by Calvin Schoneck
How many people can look back at their time at community college and honestly say that it was instrumental to their success or even what made them who they are? Is community college really a place for people to learn? Or is it just a place for people to quit and see things halfway through? I’d wager it is the latter; and who could argue with me when our graduation rate just barely tips the scale at 15% of the student body?
I’ve been on my own since the age of 15, and in my 20 short years, I have experienced more of the world than many of its 7.5 billion people could ever imagine. I’ve lived on either side of the country, traveled outside of it, attended three community colleges and a university, and yet I see people make the same mistakes.
Somehow, somewhere, we forgot about the joy that comes with a challenge and instead became obsessed with the pursuit of pleasure, and nowhere seems to better exemplify this than the college campuses in the United States.
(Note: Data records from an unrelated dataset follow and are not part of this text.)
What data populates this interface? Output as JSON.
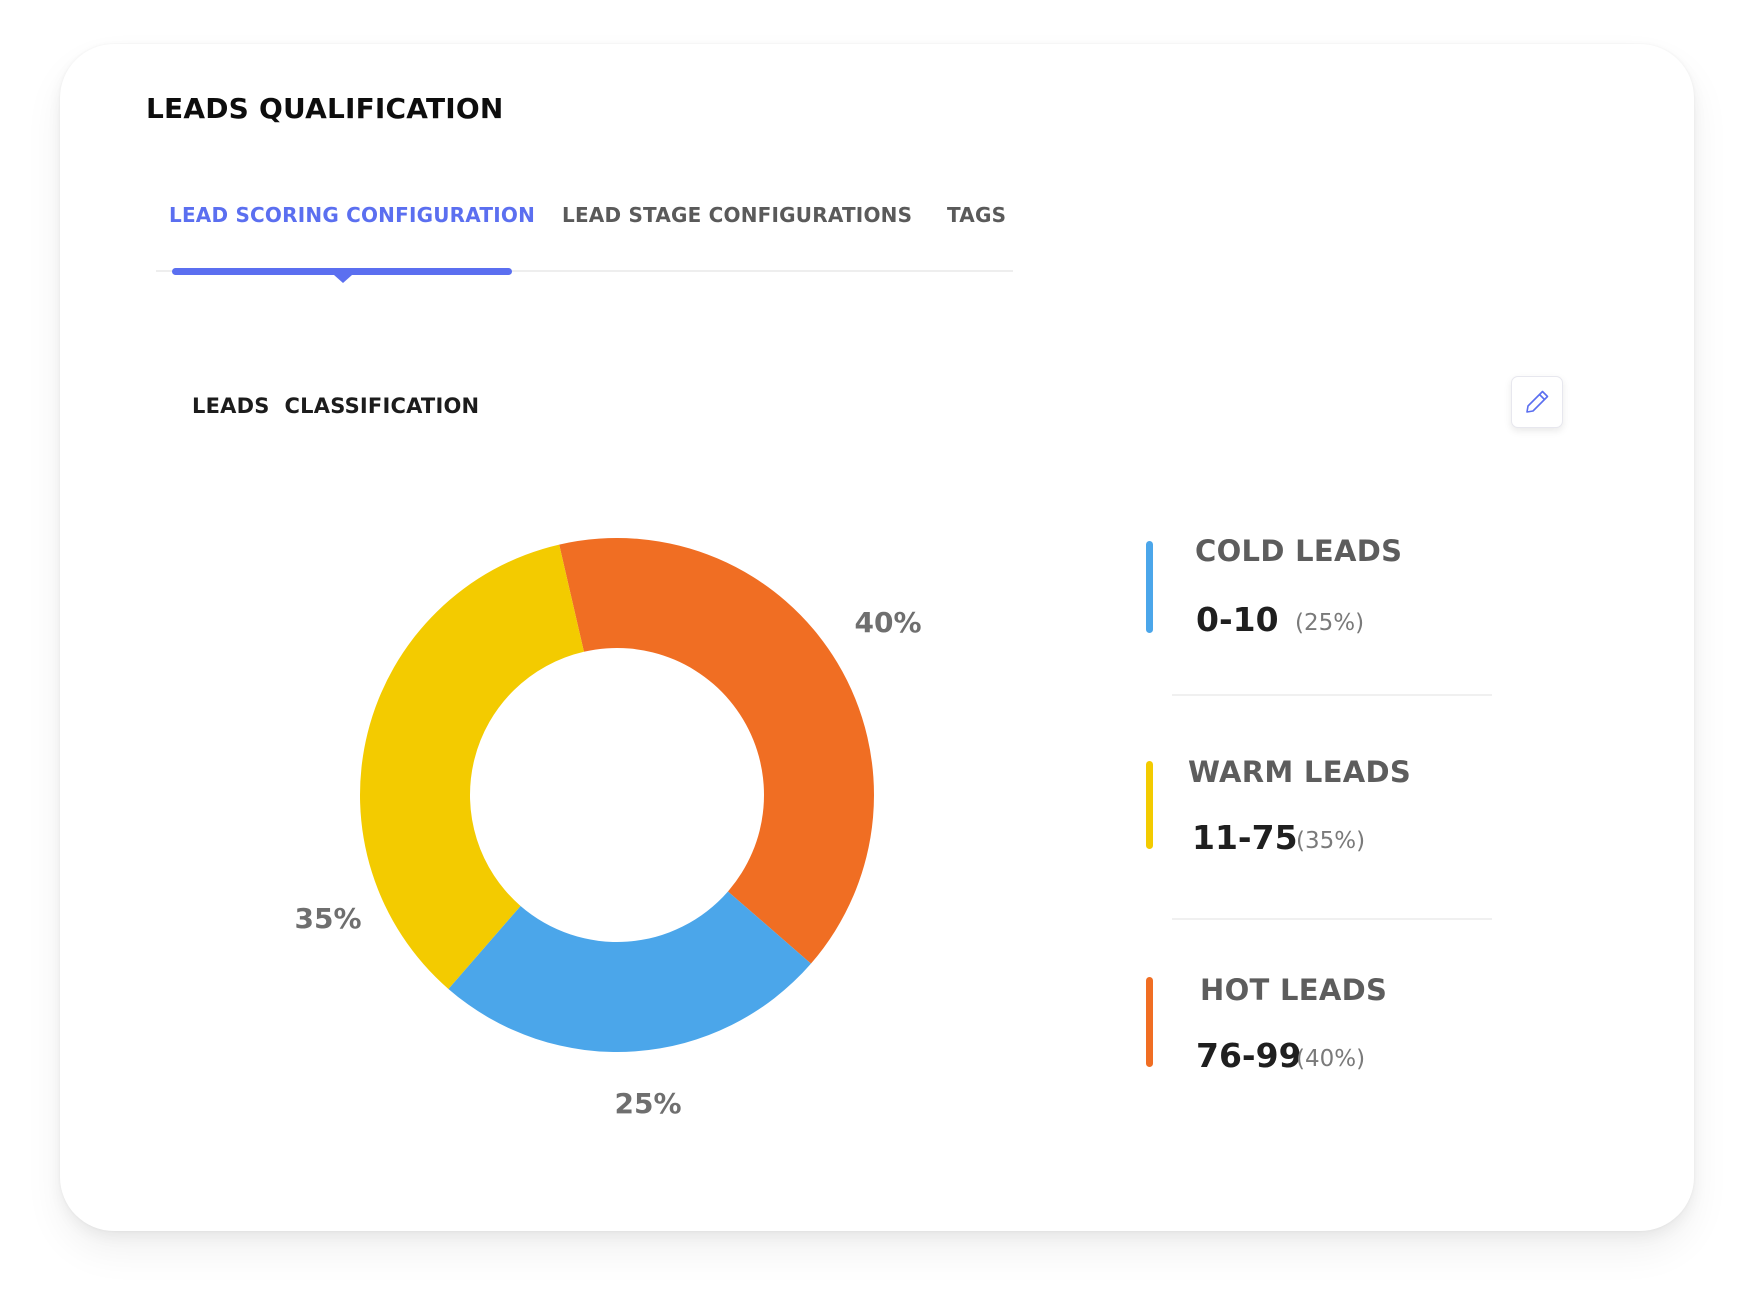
{
  "page": {
    "title": "LEADS QUALIFICATION"
  },
  "tabs": [
    {
      "label": "LEAD SCORING CONFIGURATION",
      "active": true
    },
    {
      "label": "LEAD STAGE CONFIGURATIONS",
      "active": false
    },
    {
      "label": "TAGS",
      "active": false
    }
  ],
  "section": {
    "title": "LEADS  CLASSIFICATION",
    "edit_icon": "pencil-icon"
  },
  "colors": {
    "accent": "#5b6ff0",
    "cold": "#4ba6ea",
    "warm": "#f3cb00",
    "hot": "#f06e23"
  },
  "legend": [
    {
      "title": "COLD LEADS",
      "range": "0-10",
      "percent": "(25%)",
      "color": "#4ba6ea"
    },
    {
      "title": "WARM LEADS",
      "range": "11-75",
      "percent": "(35%)",
      "color": "#f3cb00"
    },
    {
      "title": "HOT LEADS",
      "range": "76-99",
      "percent": "(40%)",
      "color": "#f06e23"
    }
  ],
  "chart_data": {
    "type": "pie",
    "donut": true,
    "categories": [
      "HOT LEADS",
      "COLD LEADS",
      "WARM LEADS"
    ],
    "values": [
      40,
      25,
      35
    ],
    "value_labels": [
      "40%",
      "25%",
      "35%"
    ],
    "colors": [
      "#f06e23",
      "#4ba6ea",
      "#f3cb00"
    ]
  }
}
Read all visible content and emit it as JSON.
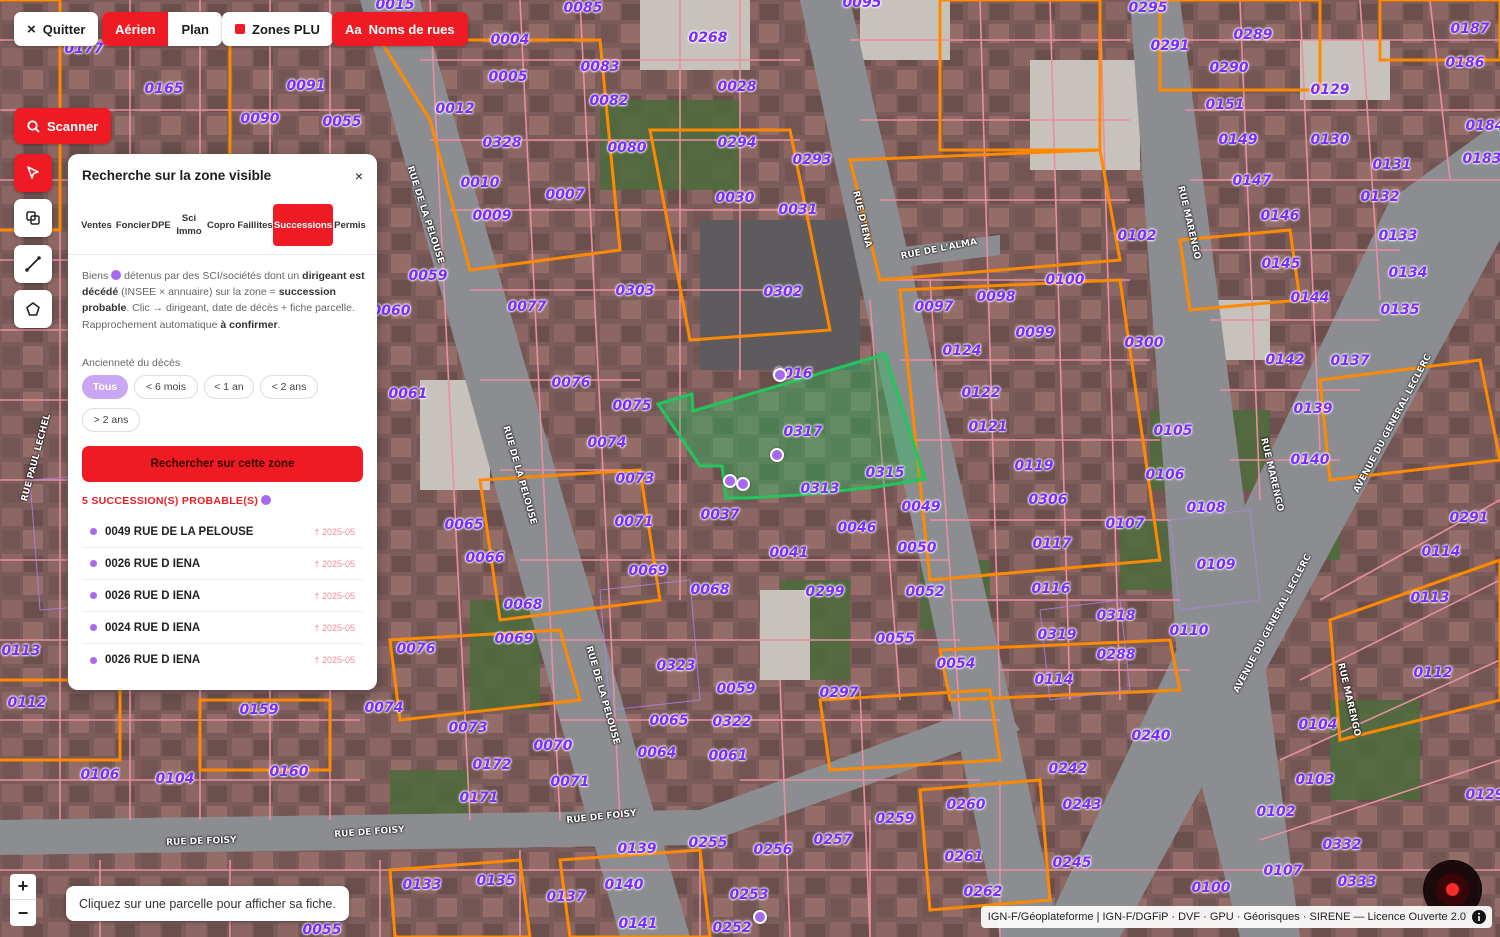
{
  "toolbar": {
    "quit_label": "Quitter",
    "view_modes": [
      "Aérien",
      "Plan"
    ],
    "active_view": "Aérien",
    "zones_label": "Zones PLU",
    "street_names_prefix": "Aa",
    "street_names_label": "Noms de rues",
    "scan_label": "Scanner"
  },
  "tools": [
    "pointer-icon",
    "layers-icon",
    "measure-line-icon",
    "polygon-icon"
  ],
  "panel": {
    "title": "Recherche sur la zone visible",
    "close": "×",
    "tabs": [
      "Ventes",
      "Foncier",
      "DPE",
      "Sci Immo",
      "Copro",
      "Faillites",
      "Successions",
      "Permis"
    ],
    "active_tab": "Successions",
    "desc_1": "Biens",
    "desc_2": "détenus par des SCI/sociétés dont un",
    "desc_3": "dirigeant est décédé",
    "desc_4": "(INSEE × annuaire) sur la zone =",
    "desc_5": "succession probable",
    "desc_6": ". Clic → dirigeant, date de décès + fiche parcelle. Rapprochement automatique",
    "desc_7": "à confirmer",
    "desc_8": ".",
    "filter_label": "Ancienneté du décès",
    "filters": [
      "Tous",
      "< 6 mois",
      "< 1 an",
      "< 2 ans",
      "> 2 ans"
    ],
    "active_filter": "Tous",
    "search_button": "Rechercher sur cette zone",
    "result_count": "5 SUCCESSION(S) PROBABLE(S)",
    "results": [
      {
        "address": "0049 RUE DE LA PELOUSE",
        "date": "† 2025-05"
      },
      {
        "address": "0026 RUE D IENA",
        "date": "† 2025-05"
      },
      {
        "address": "0026 RUE D IENA",
        "date": "† 2025-05"
      },
      {
        "address": "0024 RUE D IENA",
        "date": "† 2025-05"
      },
      {
        "address": "0026 RUE D IENA",
        "date": "† 2025-05"
      }
    ]
  },
  "map": {
    "selected_parcel": "0317",
    "parcel_labels": [
      "0015",
      "0085",
      "0095",
      "0295",
      "0187",
      "0177",
      "0004",
      "0268",
      "0291",
      "0289",
      "0186",
      "0165",
      "0091",
      "0005",
      "0083",
      "0028",
      "0290",
      "0129",
      "0012",
      "0082",
      "0090",
      "0055",
      "0328",
      "0080",
      "0294",
      "0151",
      "0149",
      "0130",
      "0184",
      "0293",
      "0183",
      "0131",
      "0147",
      "0010",
      "0007",
      "0030",
      "0031",
      "0132",
      "0009",
      "0146",
      "0102",
      "0133",
      "0059",
      "0303",
      "0302",
      "0145",
      "0134",
      "0060",
      "0077",
      "0097",
      "0098",
      "0100",
      "0144",
      "0135",
      "0099",
      "0300",
      "0016",
      "0124",
      "0142",
      "0137",
      "0061",
      "0076",
      "0122",
      "0075",
      "0317",
      "0121",
      "0105",
      "0139",
      "0074",
      "0315",
      "0119",
      "0106",
      "0140",
      "0073",
      "0313",
      "0049",
      "0306",
      "0108",
      "0071",
      "0037",
      "0046",
      "0107",
      "0291",
      "0065",
      "0066",
      "0041",
      "0050",
      "0117",
      "0114",
      "0069",
      "0068",
      "0299",
      "0052",
      "0116",
      "0109",
      "0113",
      "0068",
      "0318",
      "0110",
      "0069",
      "0076",
      "0055",
      "0319",
      "0288",
      "0113",
      "0323",
      "0054",
      "0112",
      "0112",
      "0159",
      "0074",
      "0059",
      "0297",
      "0114",
      "0073",
      "0065",
      "0322",
      "0104",
      "0070",
      "0240",
      "0064",
      "0061",
      "0242",
      "0172",
      "0106",
      "0104",
      "0160",
      "0071",
      "0103",
      "0243",
      "0129",
      "0171",
      "0260",
      "0102",
      "0259",
      "0257",
      "0332",
      "0139",
      "0255",
      "0256",
      "0261",
      "0245",
      "0107",
      "0133",
      "0135",
      "0140",
      "0137",
      "0253",
      "0262",
      "0333",
      "0100",
      "0141",
      "0252",
      "0055"
    ],
    "streets": [
      "RUE DE LA PELOUSE",
      "RUE D'IENA",
      "RUE DE L'ALMA",
      "RUE MARENGO",
      "AVENUE DU GENERAL LECLERC",
      "RUE DE FOISY",
      "RUE PAUL LECHEL"
    ]
  },
  "hint": "Cliquez sur une parcelle pour afficher sa fiche.",
  "zoom": {
    "in": "+",
    "out": "−"
  },
  "attribution": "IGN-F/Géoplateforme | IGN-F/DGFiP · DVF · GPU · Géorisques · SIRENE — Licence Ouverte 2.0",
  "colors": {
    "accent": "#ee1b24",
    "succession": "#a768f0",
    "parcel_border": "#e88fa0",
    "zone_border": "#ff8a00",
    "selection": "#22c55e"
  }
}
Nowhere else in the world will someone throw away an education and drown themselves in loans just for the sake of an “experience.”
I think that the fault here really lies with the abysmal primary school system and their two party system of assigning academic identities to students. The focus of primary education is to send students to university straight out of high school, and all resources are depleted in their efforts. Some students will be college-bound, but the majority of us are part of the “leftovers,” who are responsible for their own success and short comings.
Excluding my short time at The University of Washington, I don’t think that I have ever been part of a serious academic environment. Even though I seriously over-estimated my interest of a career in engineering, never in my life have I felt more inclined by my peers to push myself to be more than I already was.
I think that this is what community college really lacks, and it is almost perplexing as to why. In a school with classes that are 1/ 12 of the size of their counterparts at a university, one would expect that peers would be encouraged to push each other, or at the very least, more than 15% of us would be graduating on time. In almost every course I have taken at community college, half of the class is chronically absent and without care.
I don’t think that it’s fair to blame instructors at community colleges. In fact, they constitute some of the most intelligent and influential individuals I have had the fortune to meet, yet they are forced to tailor their curriculums to the study habits of teenagers in the throes of pubescence. I think it’s because community college doesn’t have the environment conducive to the maturation that the students here really need.
While university is increasingly difficult and more expensive to attend, the experience of belonging to a community beyond the family that is away from the influence at home is when people finally start to develop their own perceptions about the world and how it works.
Community college is not without its purpose, it offers people who were unable or uninterested in university, a chance at shaping their futures, but I think that the lack of community present at two-year colleges is especially harmful to the young people who attend them. Young people need to interact and collaborate with their peers since success at a four- year university and the job market is so heavily reliant on cohesion and cooperation, especially in competitive fields of study.
The major obstacle that I see for students at two-year colleges is the different demographics that the students belong to, and I am not speaking to race, nationality, sex, or religion. I am talking about age.
The difference between community college and university is that the people at university are all there for the same reason at the same time in their lives. At community college, there are people as young as 15 and others as old as our great-grandparents in the same class, each with a much different reason for attending.
I believe that everyone is entitled to an education, no matter who you are or where you’re from. It is a privilege to be able to live in a place where education is as easily accessible as it is, but at a certain point a distinction must be made between students who are serious about their academic futures, and those who are just participating.
Can a 16 year old running-start student ever academically, or even socially relate to someone three or five times their age who is there just because? Or vice versa?
Community college is an excellent opportunity for many people, myself included, but in reality it is not much more than a hoop to jump through for young people on their way to university.